Scanning along the Cygnus Milky Way area was great fun. Panning down through the Scutum Star cloud near M11 was a treat, as the mist of stars just dropped off into the black abyss next to it. On my way to Sagittarius I stopped over at M24. The whole cloud neatly fit into the 2.5 FOV of the 8" lense. This was maybe my favorite area. For me, it's something like looking at the sky all at once in one field of view; it's easy to find asterism for almost anything in this region with so many stars. Although I have seen this area many times before in other scopes and binoculars, the view is different in each kind of scope. What really struck me this time were the delicate strings of stars snaking their way through the area. A couple of the "s" curved strings seemed to find their way together in the shape of a wine or Champaign glass. Maybe it was just being surrounded by all the vineyards, but to me, the glass shape just seemed to jump out! If you can indulge my imagination, I have tried to sketch the pattern on top of the picture in Desktop Universe.

The Sagittarius region was still a bit low on the horizon and in the sky glow haze, but in another month or so should be just right for some more wide field viewing.


August 6, 2007 05:44 PM Forum: Refractors

Re: Refractory history question

Posted By David Simons

Hi Greg,

From the 'net I found fresh speculum had a 66% reflectivity, and IIRC he did not use a secondary due to the large light loss. So on a good day he was at 66% of a 72" mirror, which would give ~ 58" equivalent light transmission aperture, which I am pretty sure bested any achromat of the time.

I think one of his biggest problems was it was frequently cloudy cwy >sad :S

Greg Nowell said:

When Lord Rosse started his 72 inch Newt in 1840, I'd like to know what the competition was in the refractor domain.
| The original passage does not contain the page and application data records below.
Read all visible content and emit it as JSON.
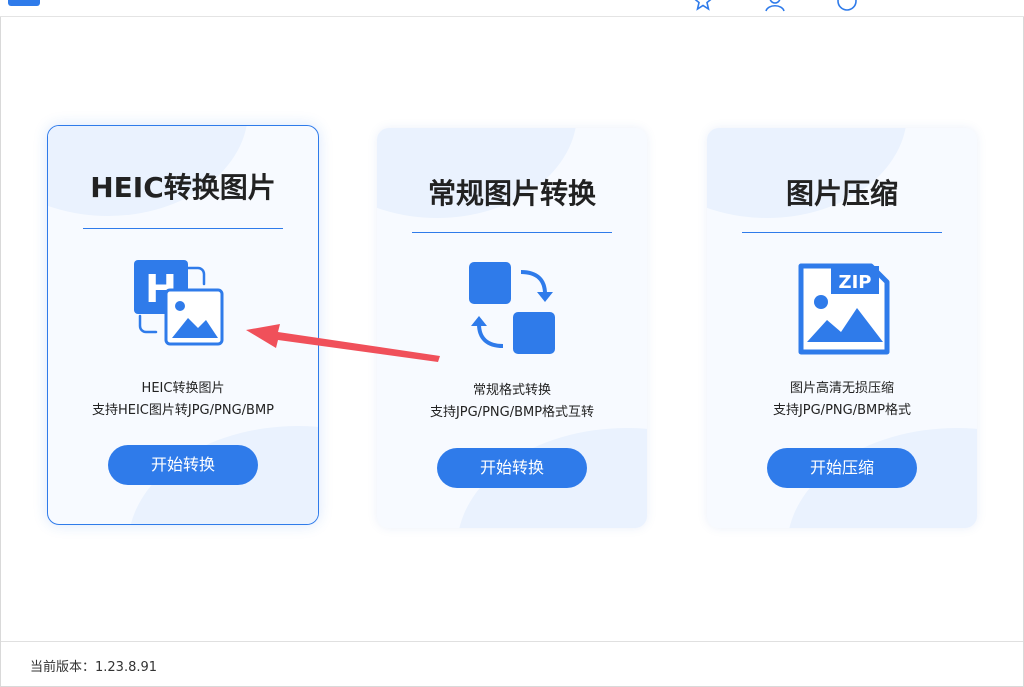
{
  "cards": [
    {
      "title": "HEIC转换图片",
      "desc_line1": "HEIC转换图片",
      "desc_line2": "支持HEIC图片转JPG/PNG/BMP",
      "button": "开始转换",
      "icon": "heic-convert-icon"
    },
    {
      "title": "常规图片转换",
      "desc_line1": "常规格式转换",
      "desc_line2": "支持JPG/PNG/BMP格式互转",
      "button": "开始转换",
      "icon": "format-swap-icon"
    },
    {
      "title": "图片压缩",
      "desc_line1": "图片高清无损压缩",
      "desc_line2": "支持JPG/PNG/BMP格式",
      "button": "开始压缩",
      "icon": "zip-image-icon"
    }
  ],
  "zip_badge": "ZIP",
  "heic_badge": "H",
  "footer": {
    "version": "当前版本：1.23.8.91"
  },
  "colors": {
    "accent": "#2f7bea",
    "annotation_arrow": "#f0505a"
  }
}
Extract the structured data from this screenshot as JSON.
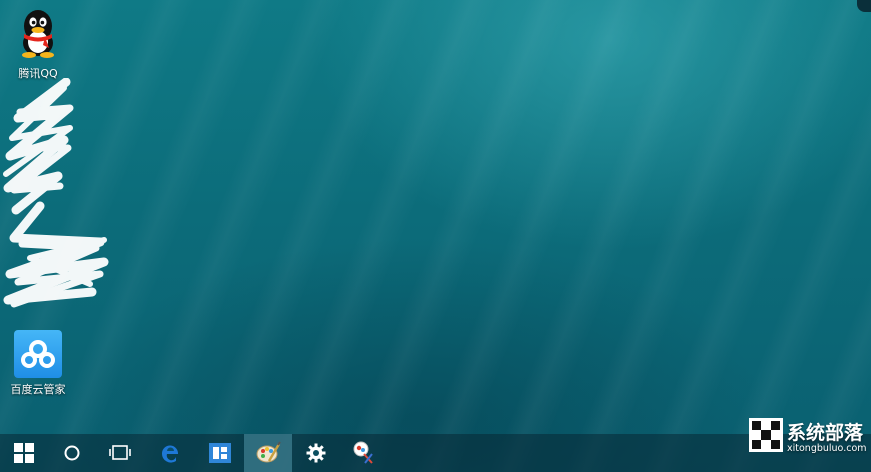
{
  "desktop": {
    "icons": [
      {
        "label": "腾讯QQ",
        "icon": "qq-penguin-icon"
      },
      {
        "label": "百度云管家",
        "icon": "baidu-cloud-icon"
      }
    ],
    "redacted_icons": "scribble-redaction"
  },
  "taskbar": {
    "buttons": [
      {
        "name": "start",
        "icon": "windows-logo-icon"
      },
      {
        "name": "cortana",
        "icon": "cortana-circle-icon"
      },
      {
        "name": "task-view",
        "icon": "task-view-icon"
      },
      {
        "name": "edge",
        "icon": "edge-browser-icon"
      },
      {
        "name": "app",
        "icon": "blue-app-icon"
      },
      {
        "name": "paint",
        "icon": "paint-palette-icon",
        "active": true
      },
      {
        "name": "settings",
        "icon": "gear-icon"
      },
      {
        "name": "snipping",
        "icon": "snipping-tool-icon"
      }
    ]
  },
  "watermark": {
    "title": "系统部落",
    "url": "xitongbuluo.com"
  },
  "colors": {
    "wallpaper": "#0c6c7a",
    "taskbar": "#0a3a48",
    "active_button": "#4f8fa0",
    "edge_blue": "#1e78d6",
    "baidu_blue": "#2a9bef"
  }
}
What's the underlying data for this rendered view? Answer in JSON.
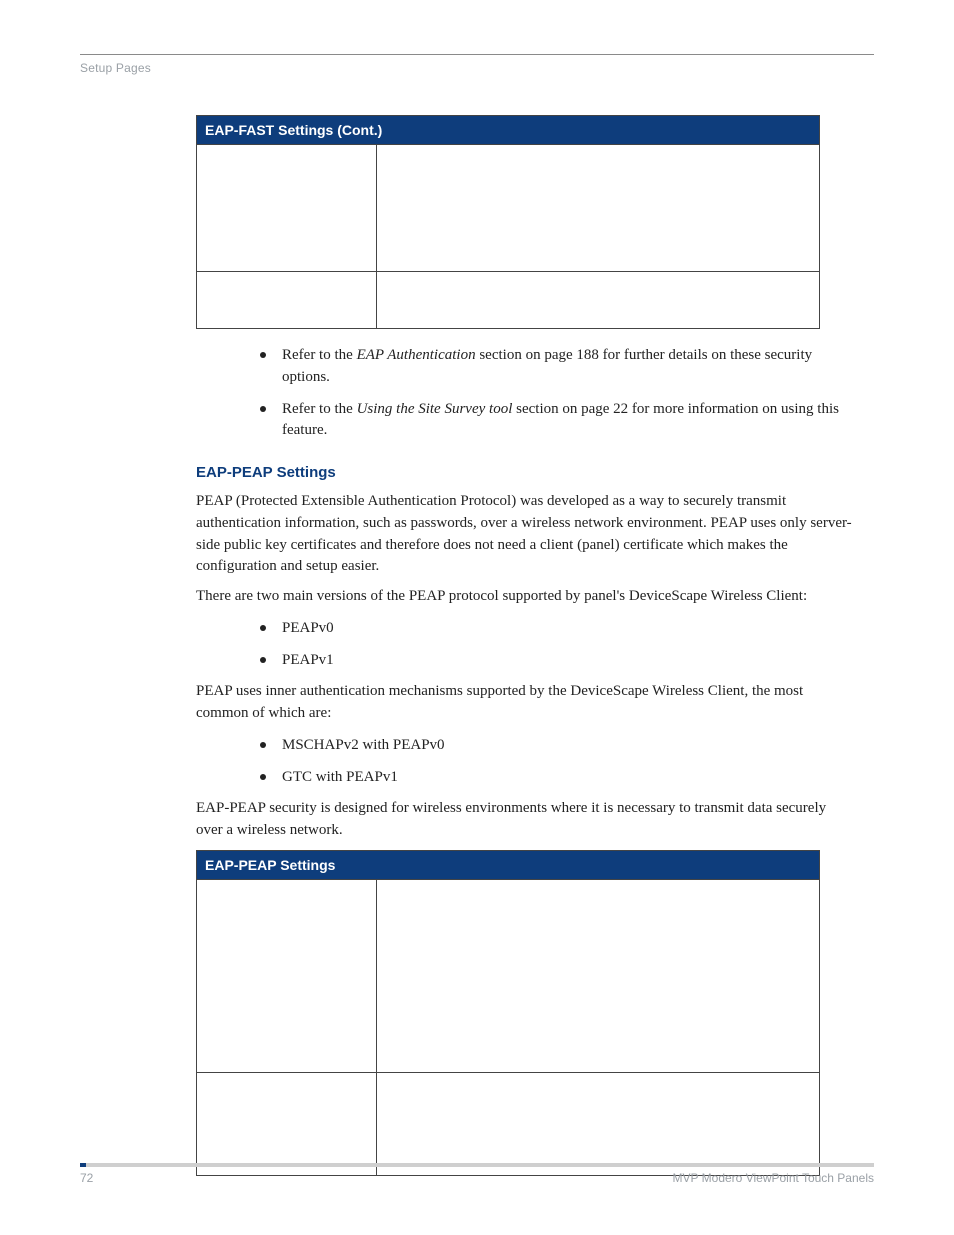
{
  "header": {
    "section": "Setup Pages"
  },
  "tables": {
    "eap_fast_title": "EAP-FAST Settings (Cont.)",
    "eap_peap_title": "EAP-PEAP Settings"
  },
  "refs": {
    "item1": {
      "pre": "Refer to the ",
      "em": "EAP Authentication",
      "post": " section on page 188 for further details on these security options."
    },
    "item2": {
      "pre": "Refer to the ",
      "em": "Using the Site Survey tool",
      "post": " section on page 22 for more information on using this feature."
    }
  },
  "section": {
    "title": "EAP-PEAP Settings",
    "p1": "PEAP (Protected Extensible Authentication Protocol) was developed as a way to securely transmit authentication information, such as passwords, over a wireless network environment. PEAP uses only server-side public key certificates and therefore does not need a client (panel) certificate which makes the configuration and setup easier.",
    "p2": "There are two main versions of the PEAP protocol supported by panel's DeviceScape Wireless Client:",
    "list1": [
      "PEAPv0",
      "PEAPv1"
    ],
    "p3": "PEAP uses inner authentication mechanisms supported by the DeviceScape Wireless Client, the most common of which are:",
    "list2": [
      "MSCHAPv2 with PEAPv0",
      "GTC with PEAPv1"
    ],
    "p4": "EAP-PEAP security is designed for wireless environments where it is necessary to transmit data securely over a wireless network."
  },
  "footer": {
    "page": "72",
    "doc": "MVP Modero ViewPoint Touch Panels"
  }
}
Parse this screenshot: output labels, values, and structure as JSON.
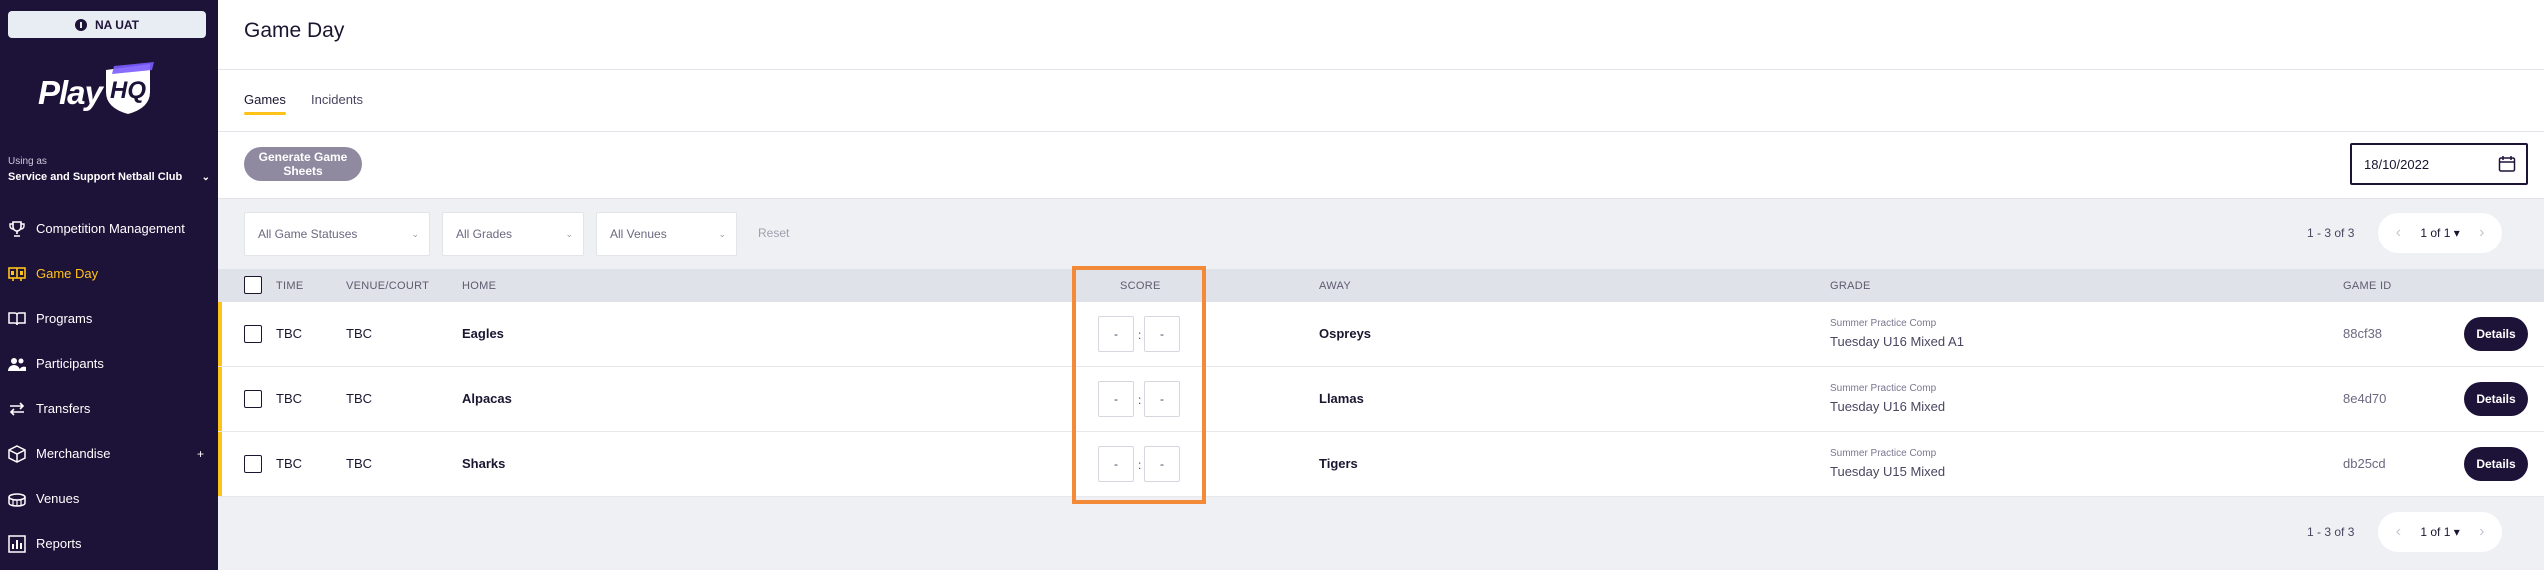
{
  "env": {
    "label": "NA UAT"
  },
  "logo": {
    "text": "Play",
    "mark": "HQ"
  },
  "sidebar": {
    "using_as_label": "Using as",
    "club": "Service and Support Netball Club",
    "items": [
      {
        "label": "Competition Management",
        "icon": "trophy-icon"
      },
      {
        "label": "Game Day",
        "icon": "scoreboard-icon"
      },
      {
        "label": "Programs",
        "icon": "book-icon"
      },
      {
        "label": "Participants",
        "icon": "people-icon"
      },
      {
        "label": "Transfers",
        "icon": "transfer-icon"
      },
      {
        "label": "Merchandise",
        "icon": "box-icon"
      },
      {
        "label": "Venues",
        "icon": "stadium-icon"
      },
      {
        "label": "Reports",
        "icon": "chart-icon"
      }
    ]
  },
  "page": {
    "title": "Game Day"
  },
  "tabs": [
    {
      "label": "Games"
    },
    {
      "label": "Incidents"
    }
  ],
  "actions": {
    "generate": "Generate Game Sheets",
    "date": "18/10/2022"
  },
  "filters": {
    "status": "All Game Statuses",
    "grades": "All Grades",
    "venues": "All Venues",
    "reset": "Reset"
  },
  "pagination": {
    "range": "1 - 3 of 3",
    "page": "1 of 1"
  },
  "table": {
    "headers": {
      "time": "TIME",
      "venue": "VENUE/COURT",
      "home": "HOME",
      "score": "SCORE",
      "away": "AWAY",
      "grade": "GRADE",
      "game_id": "GAME ID"
    },
    "rows": [
      {
        "time": "TBC",
        "venue": "TBC",
        "home": "Eagles",
        "home_score": "-",
        "away_score": "-",
        "away": "Ospreys",
        "comp": "Summer Practice Comp",
        "grade": "Tuesday U16 Mixed A1",
        "game_id": "88cf38",
        "action": "Details"
      },
      {
        "time": "TBC",
        "venue": "TBC",
        "home": "Alpacas",
        "home_score": "-",
        "away_score": "-",
        "away": "Llamas",
        "comp": "Summer Practice Comp",
        "grade": "Tuesday U16 Mixed",
        "game_id": "8e4d70",
        "action": "Details"
      },
      {
        "time": "TBC",
        "venue": "TBC",
        "home": "Sharks",
        "home_score": "-",
        "away_score": "-",
        "away": "Tigers",
        "comp": "Summer Practice Comp",
        "grade": "Tuesday U15 Mixed",
        "game_id": "db25cd",
        "action": "Details"
      }
    ],
    "score_separator": ":"
  },
  "colors": {
    "brand": "#1d1238",
    "accent": "#ffc21a",
    "highlight": "#f28a38"
  }
}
With speculum coatings he was going to get only .4 x .4 or 16% light throughput, and that was when the mirror was "fresh." So he was basically getting the equivalent of a modern 20 inch.

But refractors such as they were then didn't have modern coatings, so they probably lost a lot of light too. So here are my questions:

1. Light throughput of an 1840s era achromat doublet?
2. Maximum refractor aperture achieved in 1840?

thanks
Greg N

August 31, 2007 08:25 PM Forum: Refractors

Ronchi on a refractor

Posted By David Simons

Here is a Ronchi (100 lpi) picture of a Ukraine made 8" f10 refractor lense against a flat mirror. I think the mirror was around 1/4 wave. This is the first time I have tried a picture like this smile

The before and after focus picture were very similar, so I am only showing one picture. For reference I included a shot of a 60mm f8 fluorite lense.

Comments welcome !

November 12, 2007 08:35 PM Forum: Telescope Making

How did I live without this ? (Bandsaw)

Posted By David Simons

Just got myself an early Xmas present, a Sears 10" bandsaw. After getting it setup and adjusted, I tried it out on some scrap aluminum. It sawed through a 1" square, 1/8th thk. aluminum tubing without much fuss, also some 1/4" aluminum plate with ease. It was quiet enough to use at night in my garage without worrying about waking up the kids.

I used to use a hacksaw, saber saw, sawzall and circular saw with varying degrees of success.

This is the way to go !